**What the exercise asks**. Word for word, please restate each record and pass over the pictures.

*** Opening of Source data ***

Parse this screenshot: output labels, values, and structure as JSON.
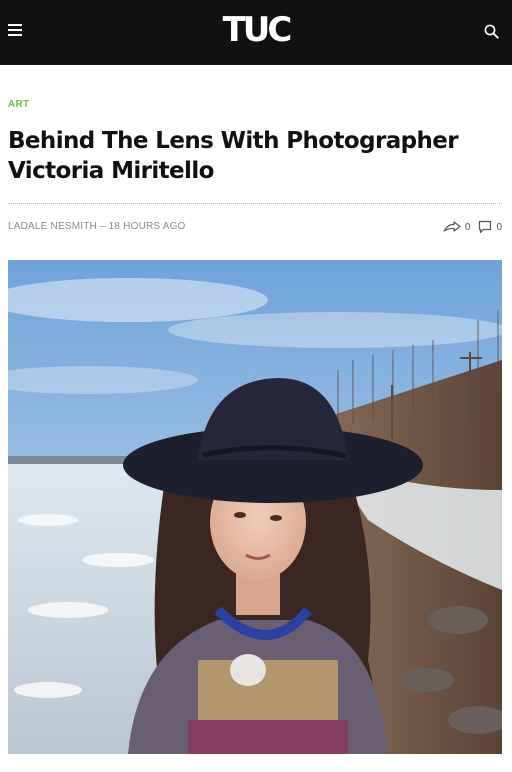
{
  "header": {
    "logo_text": "TUC",
    "menu_icon": "hamburger-menu-icon",
    "search_icon": "search-icon",
    "background": "#111111"
  },
  "article": {
    "category": "ART",
    "category_color": "#6fc34a",
    "title": "Behind The Lens With Photographer Victoria Miritello",
    "author": "LADALE NESMITH",
    "separator": "–",
    "time_ago": "18 HOURS AGO",
    "shares_icon": "share-icon",
    "shares_count": "0",
    "comments_icon": "comment-icon",
    "comments_count": "0"
  },
  "hero_image": {
    "description_icon": "photo"
  }
}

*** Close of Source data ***

**Answer to the problem**.
Parse this screenshot: output labels, values, and structure as JSON.
{
  "header": {
    "logo_text": "TUC",
    "menu_icon": "hamburger-menu-icon",
    "search_icon": "search-icon",
    "background": "#111111"
  },
  "article": {
    "category": "ART",
    "category_color": "#6fc34a",
    "title": "Behind The Lens With Photographer Victoria Miritello",
    "author": "LADALE NESMITH",
    "separator": "–",
    "time_ago": "18 HOURS AGO",
    "shares_icon": "share-icon",
    "shares_count": "0",
    "comments_icon": "comment-icon",
    "comments_count": "0"
  },
  "hero_image": {
    "description_icon": "photo"
  }
}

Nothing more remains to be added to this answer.